* [Task prompt]: Lines in the listing below that include the word "name" need to be copied.

* [Provided information]:

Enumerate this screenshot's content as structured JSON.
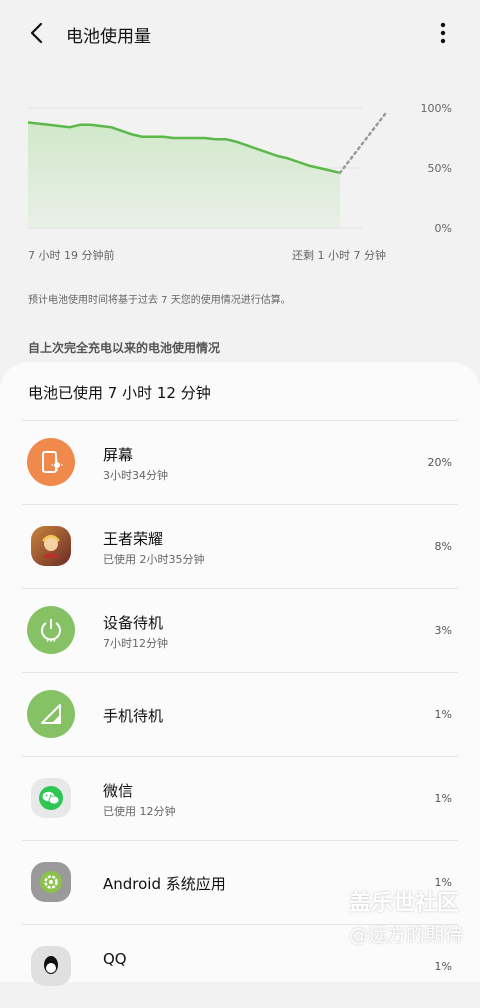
{
  "header": {
    "title": "电池使用量",
    "back_icon": "back-arrow-icon",
    "more_icon": "more-vertical-icon"
  },
  "chart_data": {
    "type": "area",
    "x_start_label": "7 小时 19 分钟前",
    "x_end_label": "还剩 1 小时 7 分钟",
    "y_ticks": [
      "100%",
      "50%",
      "0%"
    ],
    "ylim": [
      0,
      100
    ],
    "history_percent": [
      88,
      87,
      86,
      85,
      84,
      86,
      86,
      85,
      84,
      81,
      78,
      76,
      76,
      76,
      75,
      75,
      75,
      75,
      74,
      74,
      72,
      69,
      66,
      63,
      60,
      58,
      55,
      52,
      50,
      48,
      46
    ],
    "projection_percent": [
      46,
      96
    ],
    "colors": {
      "line": "#5cb84a",
      "fill": "#cfe8c8",
      "projection": "#9a9a9a"
    }
  },
  "note": "预计电池使用时间将基于过去 7 天您的使用情况进行估算。",
  "section_title": "自上次完全充电以来的电池使用情况",
  "battery_used": "电池已使用 7 小时 12 分钟",
  "apps": [
    {
      "name": "屏幕",
      "sub": "3小时34分钟",
      "percent": "20%",
      "icon": "screen-brightness-icon",
      "color": "#ef8a4c"
    },
    {
      "name": "王者荣耀",
      "sub": "已使用 2小时35分钟",
      "percent": "8%",
      "icon": "honor-of-kings-app-icon",
      "color": "#7a3f2a"
    },
    {
      "name": "设备待机",
      "sub": "7小时12分钟",
      "percent": "3%",
      "icon": "power-standby-icon",
      "color": "#86c165"
    },
    {
      "name": "手机待机",
      "sub": "",
      "percent": "1%",
      "icon": "cell-signal-icon",
      "color": "#86c165"
    },
    {
      "name": "微信",
      "sub": "已使用 12分钟",
      "percent": "1%",
      "icon": "wechat-app-icon",
      "color": "#2dc653"
    },
    {
      "name": "Android 系统应用",
      "sub": "",
      "percent": "1%",
      "icon": "android-system-gear-icon",
      "color": "#8bc34a"
    },
    {
      "name": "QQ",
      "sub": "",
      "percent": "1%",
      "icon": "qq-app-icon",
      "color": "#f5c518"
    }
  ],
  "watermark": {
    "line1": "盖乐世社区",
    "line2": "@远方的期待"
  }
}
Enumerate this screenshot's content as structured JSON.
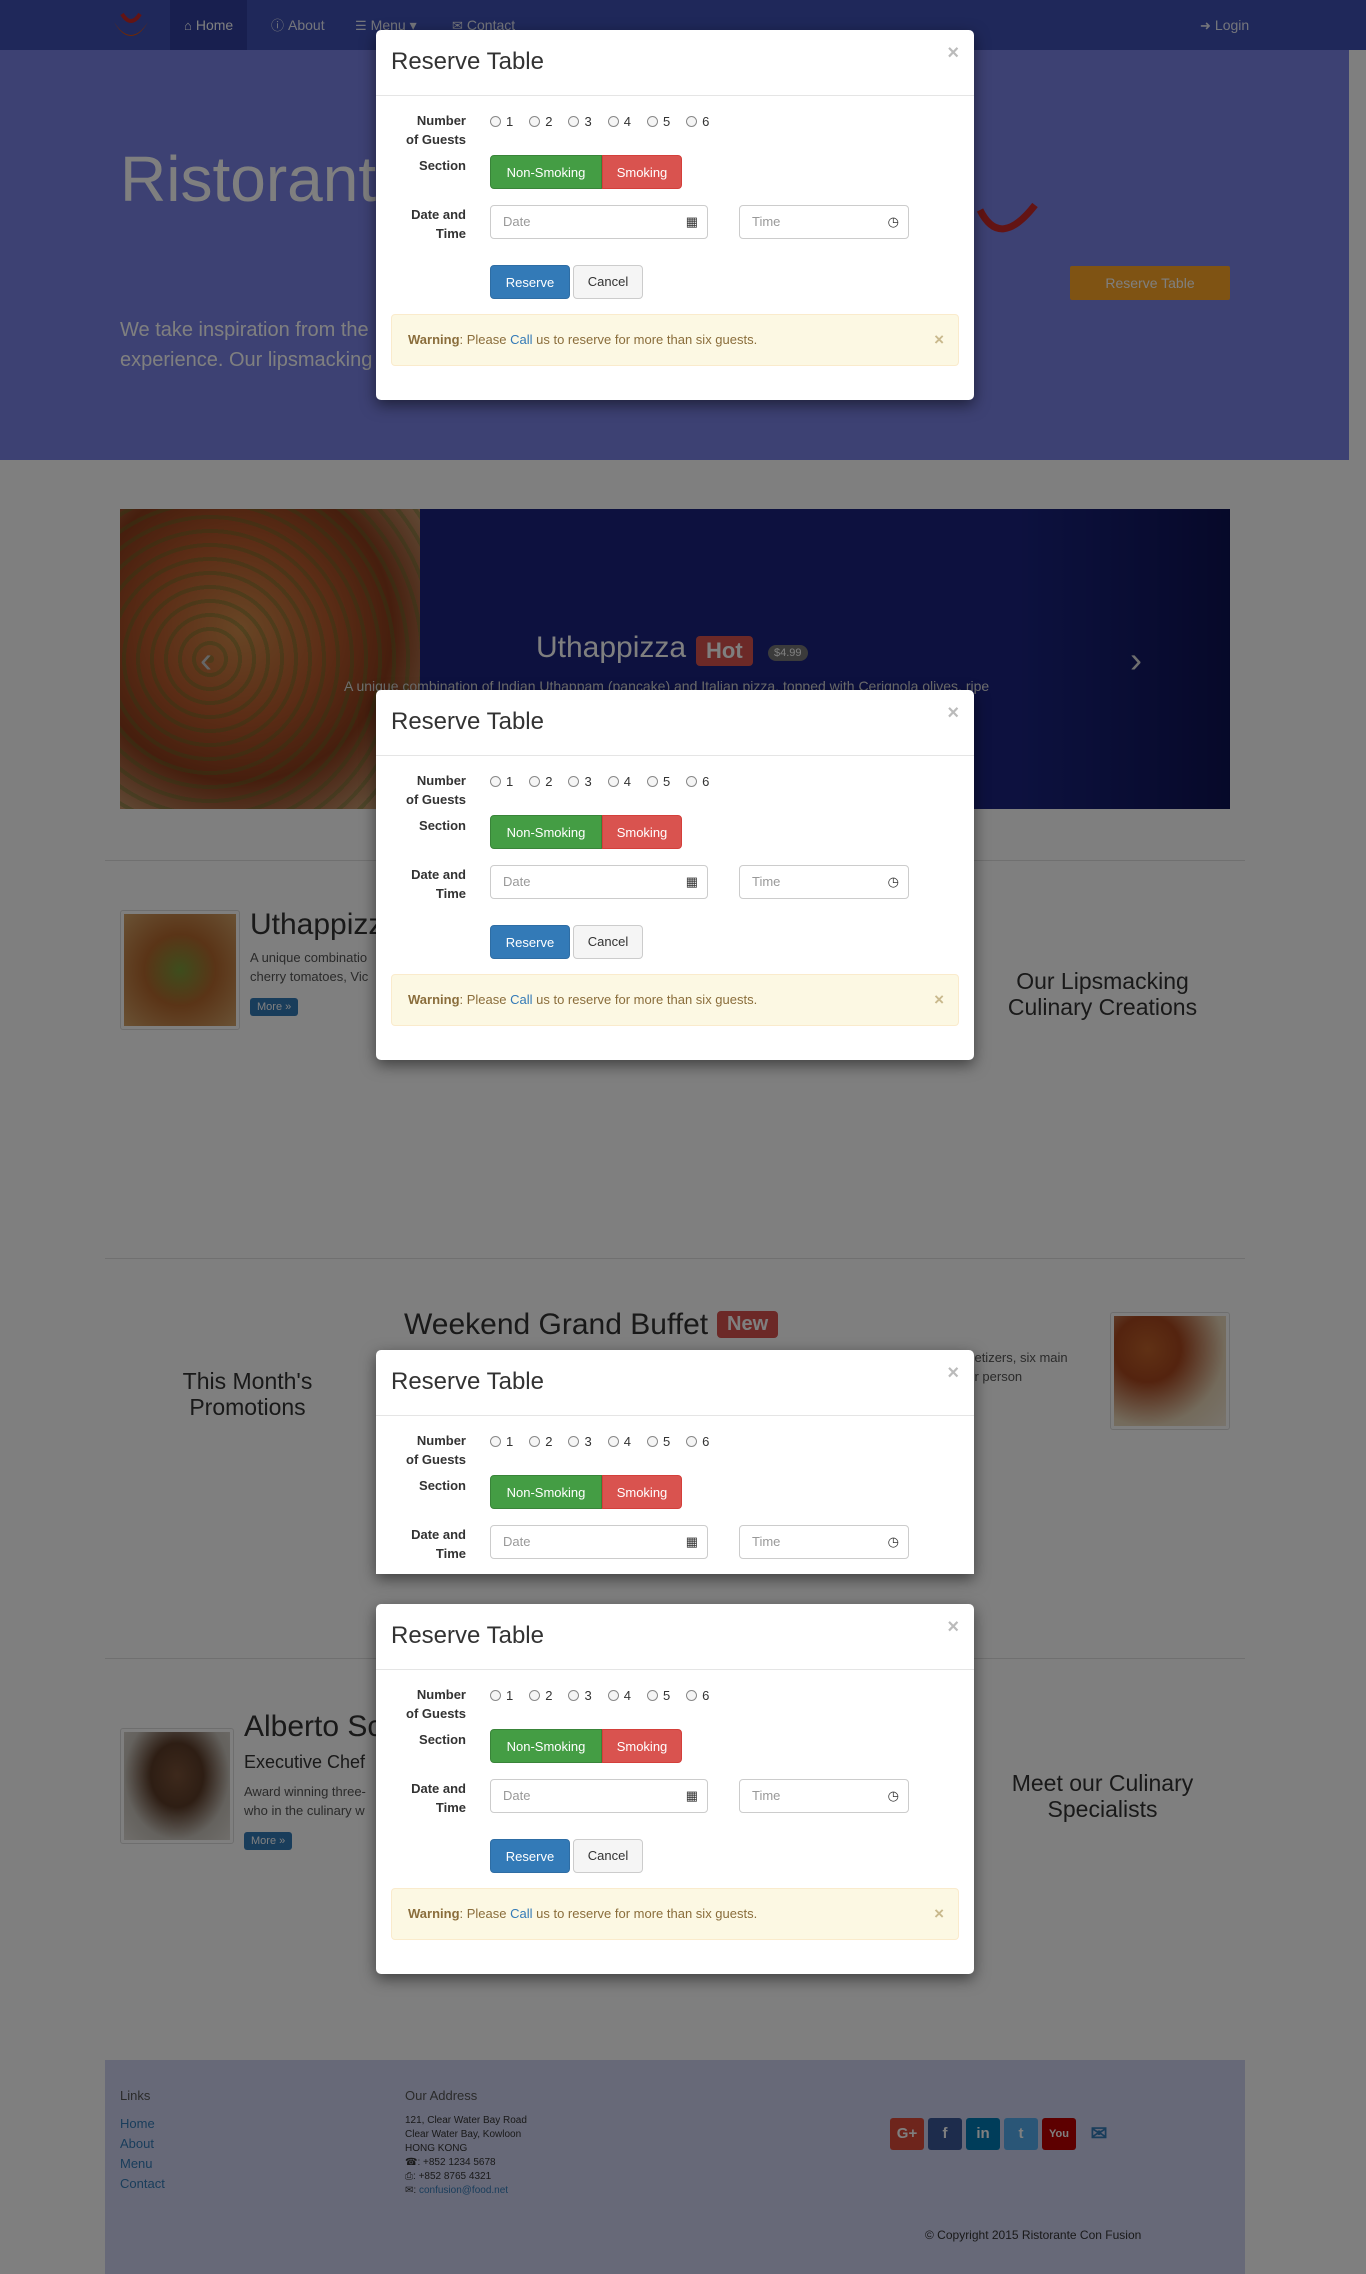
{
  "nav": {
    "items": [
      {
        "label": "Home",
        "icon": "home-icon"
      },
      {
        "label": "About",
        "icon": "info-icon"
      },
      {
        "label": "Menu",
        "icon": "list-icon"
      },
      {
        "label": "Contact",
        "icon": "envelope-icon"
      }
    ],
    "login": "Login"
  },
  "jumbotron": {
    "title": "Ristorante",
    "text_line1": "We take inspiration from the",
    "text_line2": "experience. Our lipsmacking",
    "reserve_button": "Reserve Table"
  },
  "carousel": {
    "title": "Uthappizza",
    "badge": "Hot",
    "price": "$4.99",
    "caption": "A unique combination of Indian Uthappam (pancake) and Italian pizza, topped with Cerignola olives, ripe"
  },
  "dish": {
    "title": "Uthappizz",
    "line1": "A unique combinatio",
    "line2": "cherry tomatoes, Vic",
    "more": "More »",
    "side_heading_1": "Our Lipsmacking",
    "side_heading_2": "Culinary Creations"
  },
  "promotion": {
    "title": "Weekend Grand Buffet",
    "badge": "New",
    "line1": "ppetizers, six main",
    "line2": "per person",
    "side_heading_1": "This Month's",
    "side_heading_2": "Promotions"
  },
  "chef": {
    "name": "Alberto Sc",
    "role": "Executive Chef",
    "line1": "Award winning three-",
    "line2": "who in the culinary w",
    "more": "More »",
    "side_heading_1": "Meet our Culinary",
    "side_heading_2": "Specialists"
  },
  "footer": {
    "links_heading": "Links",
    "links": [
      "Home",
      "About",
      "Menu",
      "Contact"
    ],
    "address_heading": "Our Address",
    "address": [
      "121, Clear Water Bay Road",
      "Clear Water Bay, Kowloon",
      "HONG KONG"
    ],
    "phone": "+852 1234 5678",
    "fax": "+852 8765 4321",
    "email": "confusion@food.net",
    "social": [
      {
        "label": "G+",
        "icon": "google-plus-icon",
        "color": "#dd4b39"
      },
      {
        "label": "f",
        "icon": "facebook-icon",
        "color": "#3b5998"
      },
      {
        "label": "in",
        "icon": "linkedin-icon",
        "color": "#007bb5"
      },
      {
        "label": "t",
        "icon": "twitter-icon",
        "color": "#55acee"
      },
      {
        "label": "You",
        "icon": "youtube-icon",
        "color": "#bb0000"
      }
    ],
    "copyright": "© Copyright 2015 Ristorante Con Fusion"
  },
  "modal": {
    "title": "Reserve Table",
    "close": "×",
    "guests_label_1": "Number",
    "guests_label_2": "of Guests",
    "guest_options": [
      "1",
      "2",
      "3",
      "4",
      "5",
      "6"
    ],
    "section_label": "Section",
    "non_smoking": "Non-Smoking",
    "smoking": "Smoking",
    "datetime_label_1": "Date and",
    "datetime_label_2": "Time",
    "date_placeholder": "Date",
    "time_placeholder": "Time",
    "reserve": "Reserve",
    "cancel": "Cancel",
    "warning_bold": "Warning",
    "warning_pre": ": Please ",
    "warning_link": "Call",
    "warning_post": " us to reserve for more than six guests.",
    "warning_close": "×"
  },
  "colors": {
    "navbar": "#3f51b5",
    "jumbotron": "#7b83e6",
    "reserve_button": "#ffa726",
    "carousel_bg": "#1a237e",
    "success": "#449d44",
    "danger": "#d9534f",
    "primary": "#337ab7",
    "warning_bg": "#fcf8e3"
  }
}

* [Output]:
      "name": "屏幕",
      "name": "王者荣耀",
      "name": "设备待机",
      "name": "手机待机",
      "name": "微信",
      "name": "Android 系统应用",
      "name": "QQ",
    "name": "Alberto Sc",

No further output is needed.